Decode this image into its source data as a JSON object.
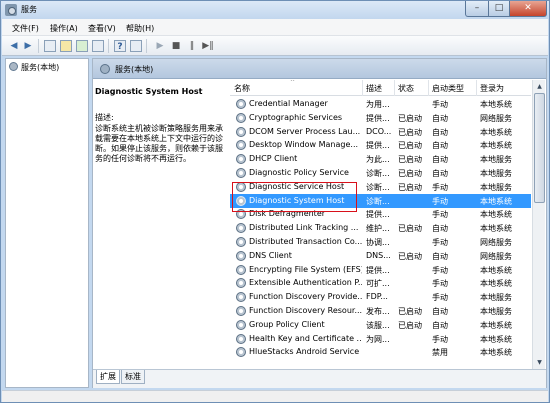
{
  "window": {
    "title": "服务",
    "min_label": "–",
    "max_label": "□",
    "close_label": "✕"
  },
  "menu": [
    "文件(F)",
    "操作(A)",
    "查看(V)",
    "帮助(H)"
  ],
  "toolbar": {
    "back": "◀",
    "forward": "▶",
    "help": "?",
    "play": "▶",
    "stop": "■",
    "pause": "‖",
    "restart": "▶‖"
  },
  "tree": {
    "item": "服务(本地)"
  },
  "pane": {
    "header": "服务(本地)",
    "selected_title": "Diagnostic System Host",
    "desc_label": "描述:",
    "desc_text": "诊断系统主机被诊断策略服务用来承载需要在本地系统上下文中运行的诊断。如果停止该服务，则依赖于该服务的任何诊断将不再运行。"
  },
  "columns": {
    "name": "名称",
    "desc": "描述",
    "status": "状态",
    "startup": "启动类型",
    "logon": "登录为"
  },
  "services": [
    {
      "name": "Credential Manager",
      "desc": "为用...",
      "status": "",
      "startup": "手动",
      "logon": "本地系统"
    },
    {
      "name": "Cryptographic Services",
      "desc": "提供...",
      "status": "已启动",
      "startup": "自动",
      "logon": "网络服务"
    },
    {
      "name": "DCOM Server Process Lau...",
      "desc": "DCO...",
      "status": "已启动",
      "startup": "自动",
      "logon": "本地系统"
    },
    {
      "name": "Desktop Window Manage...",
      "desc": "提供...",
      "status": "已启动",
      "startup": "自动",
      "logon": "本地系统"
    },
    {
      "name": "DHCP Client",
      "desc": "为此...",
      "status": "已启动",
      "startup": "自动",
      "logon": "本地服务"
    },
    {
      "name": "Diagnostic Policy Service",
      "desc": "诊断...",
      "status": "已启动",
      "startup": "自动",
      "logon": "本地服务"
    },
    {
      "name": "Diagnostic Service Host",
      "desc": "诊断...",
      "status": "已启动",
      "startup": "手动",
      "logon": "本地服务"
    },
    {
      "name": "Diagnostic System Host",
      "desc": "诊断...",
      "status": "",
      "startup": "手动",
      "logon": "本地系统",
      "selected": true
    },
    {
      "name": "Disk Defragmenter",
      "desc": "提供...",
      "status": "",
      "startup": "手动",
      "logon": "本地系统"
    },
    {
      "name": "Distributed Link Tracking ...",
      "desc": "维护...",
      "status": "已启动",
      "startup": "自动",
      "logon": "本地系统"
    },
    {
      "name": "Distributed Transaction Co...",
      "desc": "协调...",
      "status": "",
      "startup": "手动",
      "logon": "网络服务"
    },
    {
      "name": "DNS Client",
      "desc": "DNS...",
      "status": "已启动",
      "startup": "自动",
      "logon": "网络服务"
    },
    {
      "name": "Encrypting File System (EFS)",
      "desc": "提供...",
      "status": "",
      "startup": "手动",
      "logon": "本地系统"
    },
    {
      "name": "Extensible Authentication P...",
      "desc": "可扩...",
      "status": "",
      "startup": "手动",
      "logon": "本地系统"
    },
    {
      "name": "Function Discovery Provide...",
      "desc": "FDP...",
      "status": "",
      "startup": "手动",
      "logon": "本地服务"
    },
    {
      "name": "Function Discovery Resour...",
      "desc": "发布...",
      "status": "已启动",
      "startup": "自动",
      "logon": "本地服务"
    },
    {
      "name": "Group Policy Client",
      "desc": "该服...",
      "status": "已启动",
      "startup": "自动",
      "logon": "本地系统"
    },
    {
      "name": "Health Key and Certificate ...",
      "desc": "为网...",
      "status": "",
      "startup": "手动",
      "logon": "本地系统"
    },
    {
      "name": "HlueStacks Android Service",
      "desc": "",
      "status": "",
      "startup": "禁用",
      "logon": "本地系统"
    }
  ],
  "tabs": [
    "扩展",
    "标准"
  ]
}
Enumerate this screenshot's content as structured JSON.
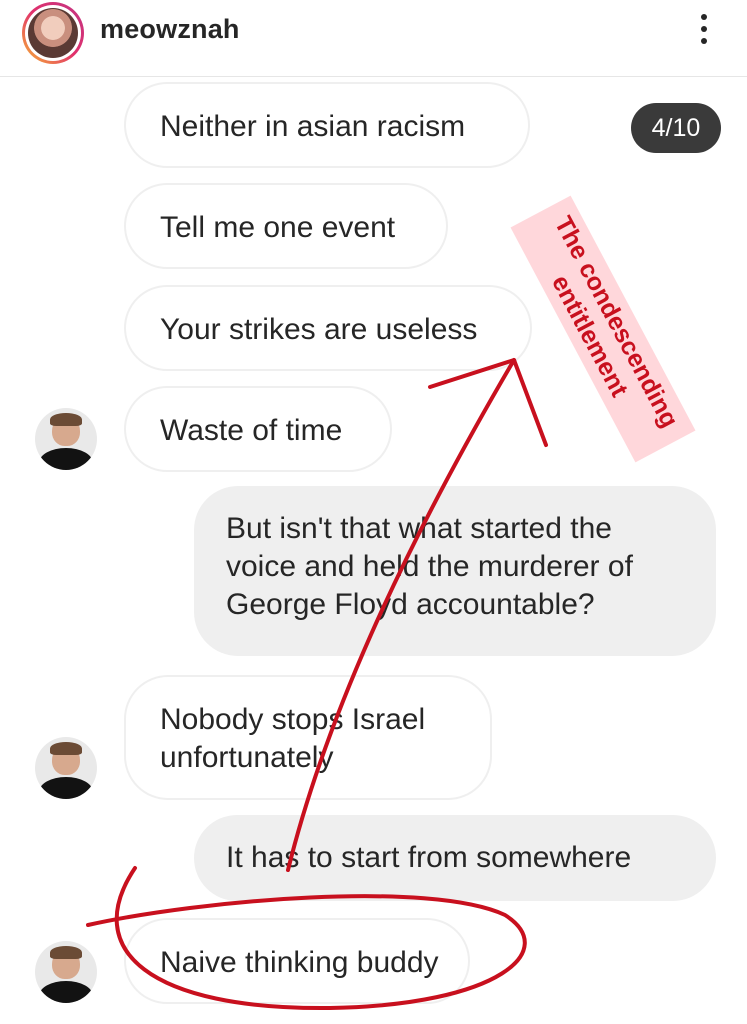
{
  "header": {
    "username": "meowznah",
    "avatar_icon": "profile-avatar",
    "menu_icon": "more-vertical-icon"
  },
  "counter": "4/10",
  "messages": [
    {
      "direction": "incoming",
      "text": "Neither in asian racism"
    },
    {
      "direction": "incoming",
      "text": "Tell me one event"
    },
    {
      "direction": "incoming",
      "text": "Your strikes are useless"
    },
    {
      "direction": "incoming",
      "text": "Waste of time"
    },
    {
      "direction": "outgoing",
      "lines": [
        "But isn't that what started the",
        "voice and held the murderer of",
        "George Floyd accountable?"
      ]
    },
    {
      "direction": "incoming",
      "lines": [
        "Nobody stops Israel",
        "unfortunately"
      ]
    },
    {
      "direction": "outgoing",
      "text": "It has to start from somewhere"
    },
    {
      "direction": "incoming",
      "text": "Naive thinking buddy"
    }
  ],
  "annotation": {
    "lines": [
      "The condescending",
      "entitlement"
    ],
    "color": "#c8101e",
    "highlight_color": "#ffb6be"
  }
}
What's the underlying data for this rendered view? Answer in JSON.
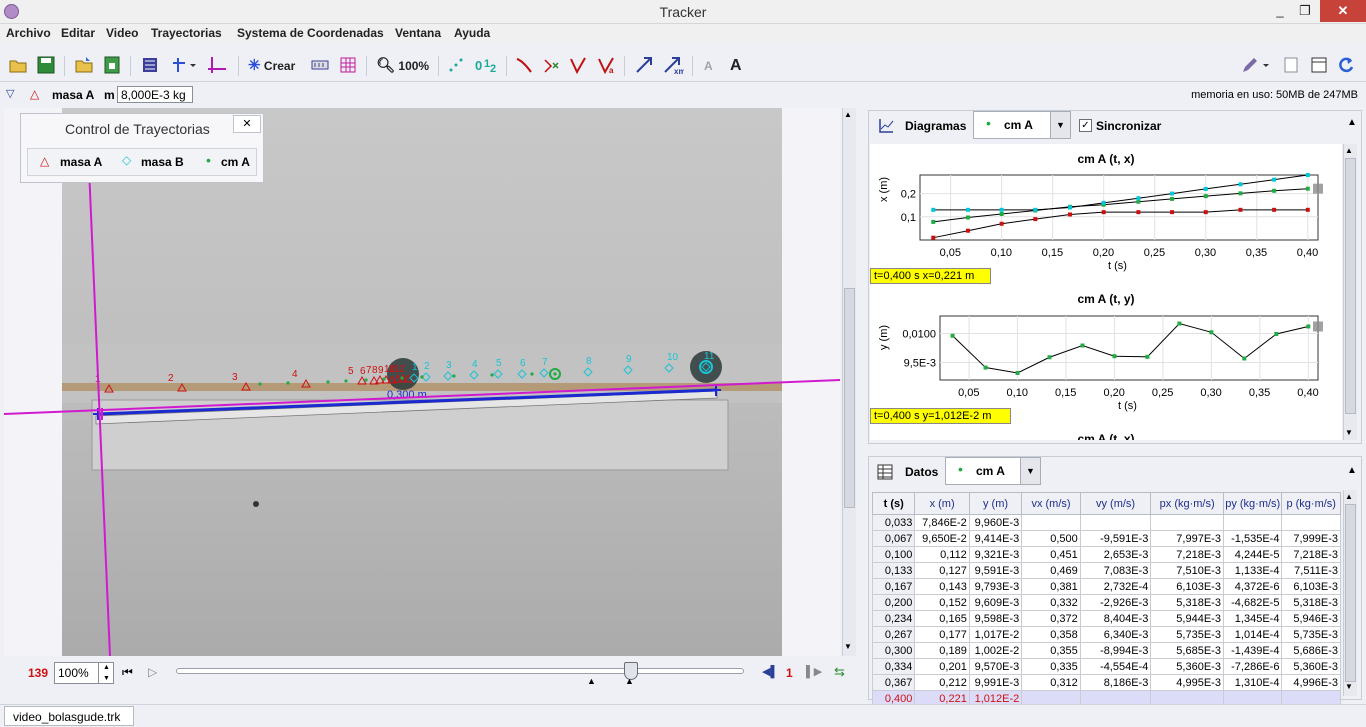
{
  "window": {
    "title": "Tracker",
    "minimize": "_",
    "restore": "❐",
    "close": "✕"
  },
  "menu": [
    "Archivo",
    "Editar",
    "Video",
    "Trayectorias",
    "Systema de Coordenadas",
    "Ventana",
    "Ayuda"
  ],
  "toolbar": {
    "create_label": "Crear",
    "zoom_label": "100%",
    "font_small": "A",
    "font_large": "A"
  },
  "trackbar": {
    "track_name": "masa A",
    "mass_label": "m",
    "mass_value": "8,000E-3 kg",
    "memory": "memoria en uso: 50MB de 247MB"
  },
  "track_control": {
    "title": "Control de Trayectorias",
    "close": "✕",
    "tracks": [
      "masa A",
      "masa B",
      "cm A"
    ]
  },
  "video": {
    "distance_label": "0,300 m",
    "marks_a": [
      "1",
      "2",
      "3",
      "4",
      "5",
      "6",
      "7",
      "8",
      "9",
      "10",
      "11",
      "12"
    ],
    "marks_b": [
      "1",
      "2",
      "3",
      "4",
      "5",
      "6",
      "7",
      "8",
      "9",
      "10",
      "11",
      "12"
    ]
  },
  "playback": {
    "frame_count": "139",
    "zoom": "100%",
    "step": "1"
  },
  "plots": {
    "panel_label": "Diagramas",
    "track": "cm A",
    "sync_label": "Sincronizar",
    "plot1": {
      "title": "cm A (t, x)",
      "ylabel": "x (m)",
      "xlabel": "t (s)",
      "readout": "t=0,400 s  x=0,221 m"
    },
    "plot2": {
      "title": "cm A (t, y)",
      "ylabel": "y (m)",
      "xlabel": "t (s)",
      "readout": "t=0,400 s  y=1,012E-2 m"
    },
    "plot3_title": "cm A (t, x)"
  },
  "chart_data": [
    {
      "type": "scatter",
      "title": "cm A (t, x)",
      "xlabel": "t (s)",
      "ylabel": "x (m)",
      "xticks": [
        "0,05",
        "0,10",
        "0,15",
        "0,20",
        "0,25",
        "0,30",
        "0,35",
        "0,40"
      ],
      "yticks": [
        "0,1",
        "0,2"
      ],
      "xlim": [
        0.02,
        0.41
      ],
      "ylim": [
        0.0,
        0.28
      ],
      "series": [
        {
          "name": "cm A",
          "color": "#22aa44",
          "x": [
            0.033,
            0.067,
            0.1,
            0.133,
            0.167,
            0.2,
            0.234,
            0.267,
            0.3,
            0.334,
            0.367,
            0.4
          ],
          "y": [
            0.078,
            0.097,
            0.112,
            0.127,
            0.143,
            0.152,
            0.165,
            0.177,
            0.189,
            0.201,
            0.212,
            0.221
          ]
        },
        {
          "name": "masa B",
          "color": "#00c8d8",
          "x": [
            0.033,
            0.067,
            0.1,
            0.133,
            0.167,
            0.2,
            0.234,
            0.267,
            0.3,
            0.334,
            0.367,
            0.4
          ],
          "y": [
            0.13,
            0.13,
            0.13,
            0.13,
            0.14,
            0.16,
            0.18,
            0.2,
            0.22,
            0.24,
            0.26,
            0.28
          ]
        },
        {
          "name": "masa A",
          "color": "#cc1010",
          "x": [
            0.033,
            0.067,
            0.1,
            0.133,
            0.167,
            0.2,
            0.234,
            0.267,
            0.3,
            0.334,
            0.367,
            0.4
          ],
          "y": [
            0.01,
            0.04,
            0.07,
            0.09,
            0.11,
            0.12,
            0.12,
            0.12,
            0.12,
            0.13,
            0.13,
            0.13
          ]
        }
      ]
    },
    {
      "type": "line",
      "title": "cm A (t, y)",
      "xlabel": "t (s)",
      "ylabel": "y (m)",
      "xticks": [
        "0,05",
        "0,10",
        "0,15",
        "0,20",
        "0,25",
        "0,30",
        "0,35",
        "0,40"
      ],
      "yticks": [
        "9,5E-3",
        "0,0100"
      ],
      "xlim": [
        0.02,
        0.41
      ],
      "ylim": [
        0.0092,
        0.0103
      ],
      "series": [
        {
          "name": "cm A",
          "color": "#22aa44",
          "x": [
            0.033,
            0.067,
            0.1,
            0.133,
            0.167,
            0.2,
            0.234,
            0.267,
            0.3,
            0.334,
            0.367,
            0.4
          ],
          "y": [
            0.00996,
            0.009414,
            0.009321,
            0.009591,
            0.009793,
            0.009609,
            0.009598,
            0.01017,
            0.01002,
            0.00957,
            0.009991,
            0.01012
          ]
        }
      ]
    }
  ],
  "datos": {
    "panel_label": "Datos",
    "track": "cm A",
    "headers": [
      "t (s)",
      "x (m)",
      "y (m)",
      "vx (m/s)",
      "vy (m/s)",
      "px (kg·m/s)",
      "py (kg·m/s)",
      "p (kg·m/s)"
    ],
    "rows": [
      [
        "0,033",
        "7,846E-2",
        "9,960E-3",
        "",
        "",
        "",
        "",
        ""
      ],
      [
        "0,067",
        "9,650E-2",
        "9,414E-3",
        "0,500",
        "-9,591E-3",
        "7,997E-3",
        "-1,535E-4",
        "7,999E-3"
      ],
      [
        "0,100",
        "0,112",
        "9,321E-3",
        "0,451",
        "2,653E-3",
        "7,218E-3",
        "4,244E-5",
        "7,218E-3"
      ],
      [
        "0,133",
        "0,127",
        "9,591E-3",
        "0,469",
        "7,083E-3",
        "7,510E-3",
        "1,133E-4",
        "7,511E-3"
      ],
      [
        "0,167",
        "0,143",
        "9,793E-3",
        "0,381",
        "2,732E-4",
        "6,103E-3",
        "4,372E-6",
        "6,103E-3"
      ],
      [
        "0,200",
        "0,152",
        "9,609E-3",
        "0,332",
        "-2,926E-3",
        "5,318E-3",
        "-4,682E-5",
        "5,318E-3"
      ],
      [
        "0,234",
        "0,165",
        "9,598E-3",
        "0,372",
        "8,404E-3",
        "5,944E-3",
        "1,345E-4",
        "5,946E-3"
      ],
      [
        "0,267",
        "0,177",
        "1,017E-2",
        "0,358",
        "6,340E-3",
        "5,735E-3",
        "1,014E-4",
        "5,735E-3"
      ],
      [
        "0,300",
        "0,189",
        "1,002E-2",
        "0,355",
        "-8,994E-3",
        "5,685E-3",
        "-1,439E-4",
        "5,686E-3"
      ],
      [
        "0,334",
        "0,201",
        "9,570E-3",
        "0,335",
        "-4,554E-4",
        "5,360E-3",
        "-7,286E-6",
        "5,360E-3"
      ],
      [
        "0,367",
        "0,212",
        "9,991E-3",
        "0,312",
        "8,186E-3",
        "4,995E-3",
        "1,310E-4",
        "4,996E-3"
      ],
      [
        "0,400",
        "0,221",
        "1,012E-2",
        "",
        "",
        "",
        "",
        ""
      ]
    ]
  },
  "tabs": {
    "file": "video_bolasgude.trk"
  }
}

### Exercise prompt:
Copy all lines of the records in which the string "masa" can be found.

### Output for this task:
    "track_name": "masa A",
      "masa A",
      "masa B",
          "name": "masa B",
          "name": "masa A",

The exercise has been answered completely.